There are multiple terrors lurking in Christopher Alender’s horror short Kinderfänger. The first is telegraphed by the title, which loosely translates to “child snatcher.” The second, as you can see in the thumbnail below, is a ghoulish, flute-playing creature. The third... well, you’re gonna have to watch and see.
Andrew Finch’s Others Will Follow is about a mission to Mars gone awry, but this isn’t The Martian. There are no alien potatoes, and no jokes about space pirates—just a lonely astronaut reflecting on his fate, and deciding to risk it all to send one last inspirational message back to Earth.
“Fox and the Whale” is a brief animated film about a fantastical meeting between two creatures from different parts of the natural world. It’s the perfect breather after a long week.
Out for a solo stroll alongside a gorgeous coastline, a woman pauses to take in the view at a lighthouse when she’s suddenly wrestled into the back of a car. Her ordeal gets even worse when she realizes she’s been abducted into a time-travel experiment that she can’t escape from—or can she?
Writer-director Pablo Calvillo’s The Inksect is set in a dark future where books are burned as one of the planet’s few remaining energy sources.
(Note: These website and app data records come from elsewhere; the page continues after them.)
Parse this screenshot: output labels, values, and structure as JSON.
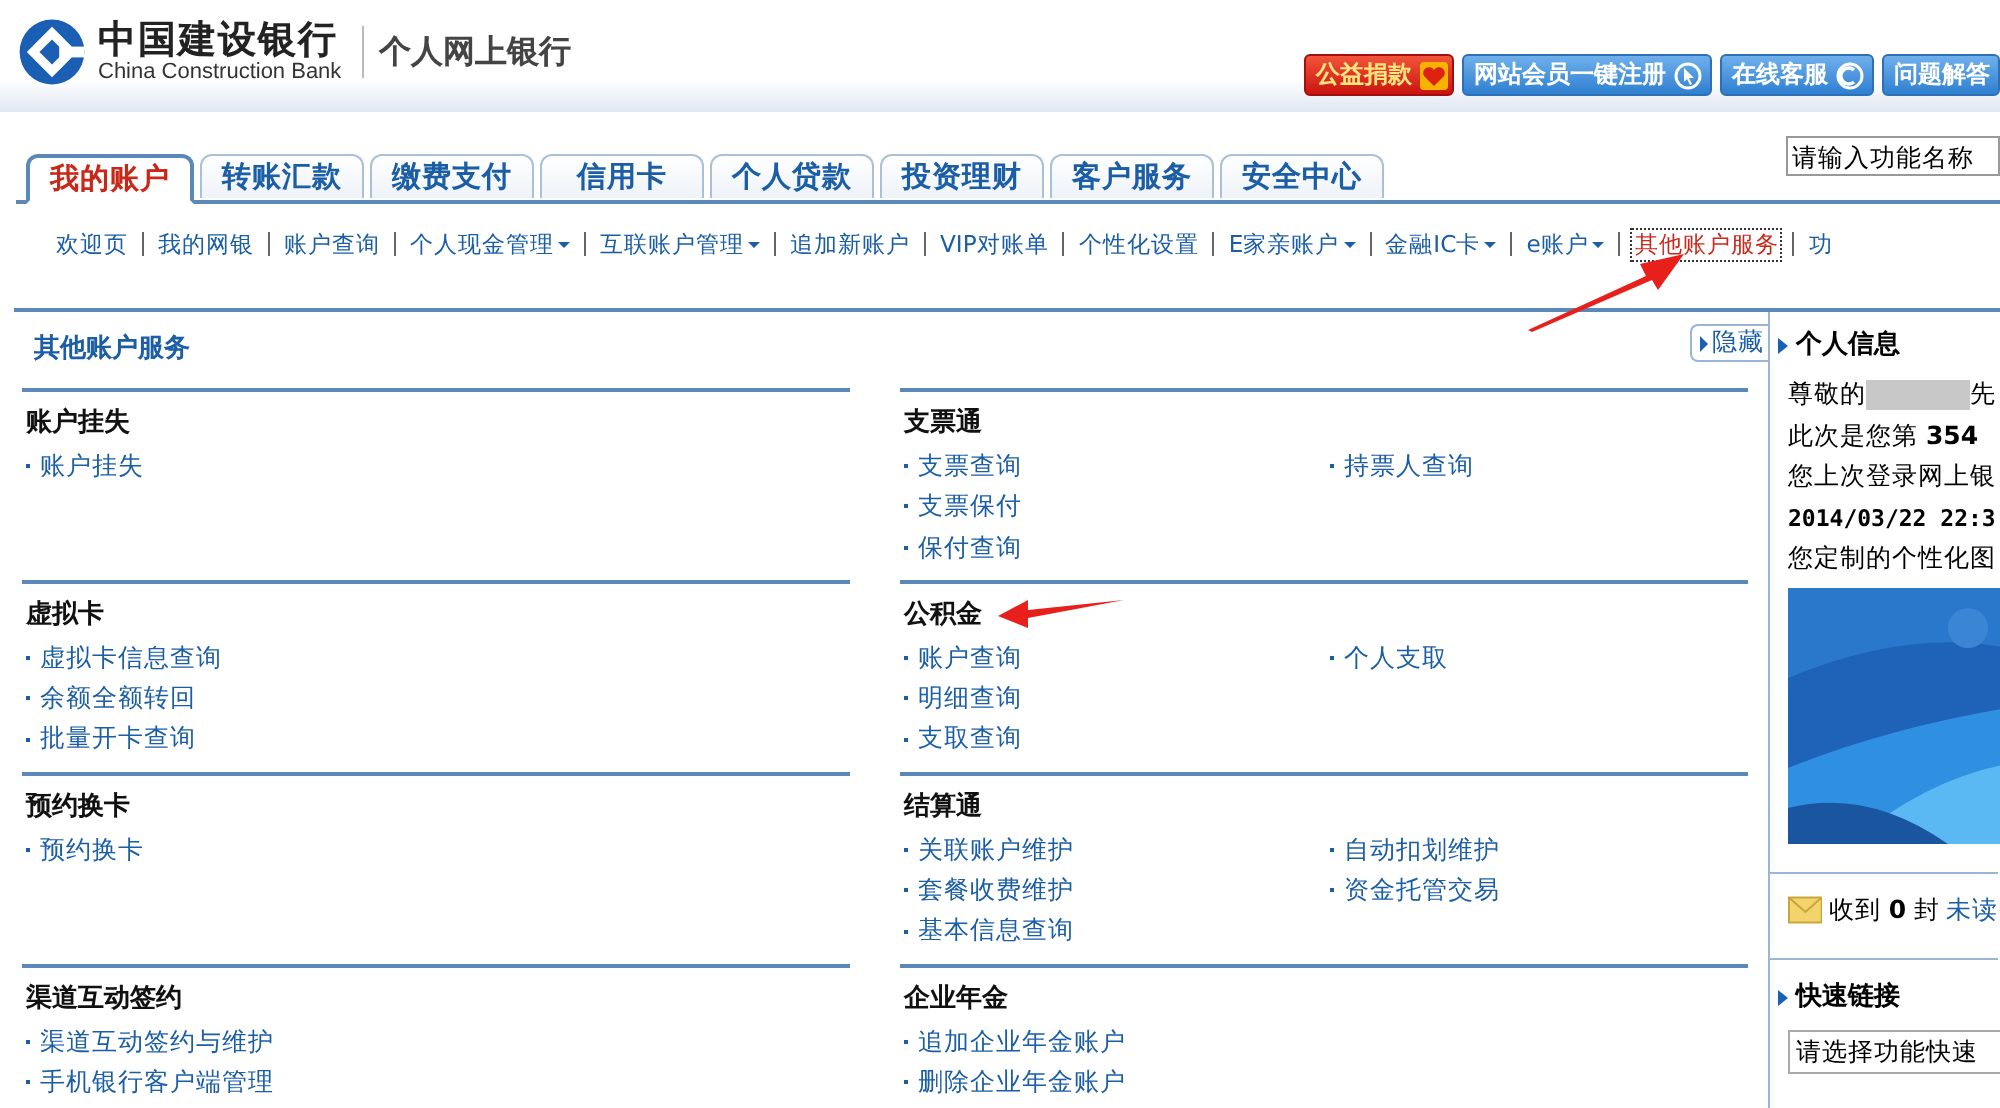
{
  "header": {
    "bank_name": "中国建设银行",
    "bank_name_en": "China Construction Bank",
    "product": "个人网上银行",
    "buttons": [
      {
        "label": "公益捐款",
        "kind": "donate"
      },
      {
        "label": "网站会员一键注册",
        "kind": "register"
      },
      {
        "label": "在线客服",
        "kind": "service"
      },
      {
        "label": "问题解答",
        "kind": "plain"
      }
    ]
  },
  "search": {
    "placeholder": "请输入功能名称"
  },
  "tabs": [
    {
      "label": "我的账户",
      "selected": true
    },
    {
      "label": "转账汇款",
      "selected": false
    },
    {
      "label": "缴费支付",
      "selected": false
    },
    {
      "label": "信用卡",
      "selected": false
    },
    {
      "label": "个人贷款",
      "selected": false
    },
    {
      "label": "投资理财",
      "selected": false
    },
    {
      "label": "客户服务",
      "selected": false
    },
    {
      "label": "安全中心",
      "selected": false
    }
  ],
  "subnav": [
    {
      "label": "欢迎页",
      "has_menu": false,
      "selected": false,
      "arrow": false
    },
    {
      "label": "我的网银",
      "has_menu": false,
      "selected": false,
      "arrow": false
    },
    {
      "label": "账户查询",
      "has_menu": false,
      "selected": false,
      "arrow": false
    },
    {
      "label": "个人现金管理",
      "has_menu": true,
      "selected": false,
      "arrow": false
    },
    {
      "label": "互联账户管理",
      "has_menu": true,
      "selected": false,
      "arrow": false
    },
    {
      "label": "追加新账户",
      "has_menu": false,
      "selected": false,
      "arrow": false
    },
    {
      "label": "VIP对账单",
      "has_menu": false,
      "selected": false,
      "arrow": false
    },
    {
      "label": "个性化设置",
      "has_menu": false,
      "selected": false,
      "arrow": false
    },
    {
      "label": "E家亲账户",
      "has_menu": true,
      "selected": false,
      "arrow": false
    },
    {
      "label": "金融IC卡",
      "has_menu": true,
      "selected": false,
      "arrow": false
    },
    {
      "label": "e账户",
      "has_menu": true,
      "selected": false,
      "arrow": false
    },
    {
      "label": "其他账户服务",
      "has_menu": false,
      "selected": true,
      "arrow": true
    },
    {
      "label": "功",
      "has_menu": false,
      "selected": false,
      "arrow": false
    }
  ],
  "page_title": "其他账户服务",
  "hide_button": "隐藏",
  "sections": [
    {
      "title": "账户挂失",
      "arrow": false,
      "columns": [
        [
          "账户挂失"
        ]
      ]
    },
    {
      "title": "支票通",
      "arrow": false,
      "columns": [
        [
          "支票查询",
          "支票保付",
          "保付查询"
        ],
        [
          "持票人查询"
        ]
      ]
    },
    {
      "title": "虚拟卡",
      "arrow": false,
      "columns": [
        [
          "虚拟卡信息查询",
          "余额全额转回",
          "批量开卡查询"
        ]
      ]
    },
    {
      "title": "公积金",
      "arrow": true,
      "columns": [
        [
          "账户查询",
          "明细查询",
          "支取查询"
        ],
        [
          "个人支取"
        ]
      ]
    },
    {
      "title": "预约换卡",
      "arrow": false,
      "columns": [
        [
          "预约换卡"
        ]
      ]
    },
    {
      "title": "结算通",
      "arrow": false,
      "columns": [
        [
          "关联账户维护",
          "套餐收费维护",
          "基本信息查询"
        ],
        [
          "自动扣划维护",
          "资金托管交易"
        ]
      ]
    },
    {
      "title": "渠道互动签约",
      "arrow": false,
      "columns": [
        [
          "渠道互动签约与维护",
          "手机银行客户端管理"
        ]
      ]
    },
    {
      "title": "企业年金",
      "arrow": false,
      "columns": [
        [
          "追加企业年金账户",
          "删除企业年金账户"
        ]
      ]
    }
  ],
  "sidebar": {
    "title": "个人信息",
    "greeting": "尊敬的",
    "greeting_suffix": "先",
    "visits": "此次是您第 **354**",
    "last_login_label": "您上次登录网上银",
    "last_login_time": "2014/03/22 22:3",
    "custom_picture": "您定制的个性化图",
    "mail": "收到 **0** 封",
    "mail_link": "未读",
    "quick_links_title": "快速链接",
    "quick_links_placeholder": "请选择功能快速"
  }
}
But hope is not totally lost—as one lonely survivor discovers, there are still some valuable fragments of the past lingering in this bleak dystopia.
“I’m afraid I can’t lower the temperature, Dave.”
It’s Halloween season—the time of year for costumes, candy, and paying your respects to easily angered ancient gods. Er... well, that last one might only apply to the characters in horror short Root of All Evil—whose careless disregard of tradition earns them a hard lesson in the true meaning of Halloween.
35mm Monsters, a new short film by director Remington Smith , is incredibly simple. It’s about a projectionist who threads the 35mm trailer for The Monster Squad in a movie theater. That’s it. But in that simplicity, there’s so much to be said.
Short fantasy film Imaginapped is set in a world where every kid has a superpowered imaginary friend—which sounds totally awesome, until you realize that not everybody is in it for fun. There are some little villains out there who are willing to use dark magic to get as much power as possible.
Scifi comedy short Brian and Charles unfolds on an isolated farm in England, where a desperately lonely man builds a robot companion for himself—and soon finds that his new relationship, even though it’s with an artificial human who looks like elderly men but acts like a child, is nothing but work.
Just back from a trip, a woman FaceTimes with her house sitter to see how things went. All good, she learns, except that one weird old mirror randomly fell off the wall one day, and shattered into a zillion pieces. Soon, it becomes clear that something is very displeased with this spontaneous bit of redecoration.
If you’re reading this, you’ve probably seen Don Hertzfeldt’s World of Tomorrow and simply want to know if the sequel is good. Yes, it is. It’s very, very good. And I highly recommend to go into it totally blank other than the knowledge of the first film.
Horror short Rotary, from filmmakers Patrick Young and Powell Robinson, offers a couple of jumps—and one very important reminder. Woe unto the vintage-store employee who just can’t stop herself from answering a phone that should not be ringing. Girl, no! You know that old thing is just for show!
In David Holechek’s scifi short Cradle, a man haunted by the worst day of his life frantically tries to figure out a way to time-travel using precise calculations and, ultimately, his mind—think Somewhere in Time, but with a tragedy driving the narrative instead of a corny romance.
Winston is named for the narrator of Aram Sarkisian’s short, a desperate man dashing off a fevered letter that reads like a crazed diary entry. “I’m not losing my grasp again,” he insists, as he weaves an increasingly paranoid tale about his neighbor—a man he loathes and is obsessed with in equal measures.
With just under a month until the release of Blade Runner 2049, director Denis Villeneuve has asked three directors to make short prequel films to set up that story—and the second one is out now.
In Nick Everhart’s horror short Slash in the Box, a cheerfully naive man brings home a rusty old jack-in-the-box, which is his first mistake. It’s also his last mistake. This little creeper might not be as phobia-inducing as Pennywise, but it definitely has some serious nightmare potential.
In Cécile Carre’s short Burn Out, an intergalactic repairwoman makes an emergency landing on a planet that appears deserted—except for an oddly familiar little girl, who helps her remember why she wanted to blast into the stars in the first place. The meaning is obvious, but the execution is rather beautiful .
Usually, when a video game presents a seemingly impossible challenge, it’s the player who gets cranky. In Anthony Falleroni’s short Jumpy, it’s the hot-pink rabbit onscreen who becomes outraged—and more determined than ever to succeed.
The bearded man plunges his axe into a tree, and the tree turns into crystal. The camera pans out, and we see an entire forest like this, dozens of trees petrified in purple arrangements of gemstone.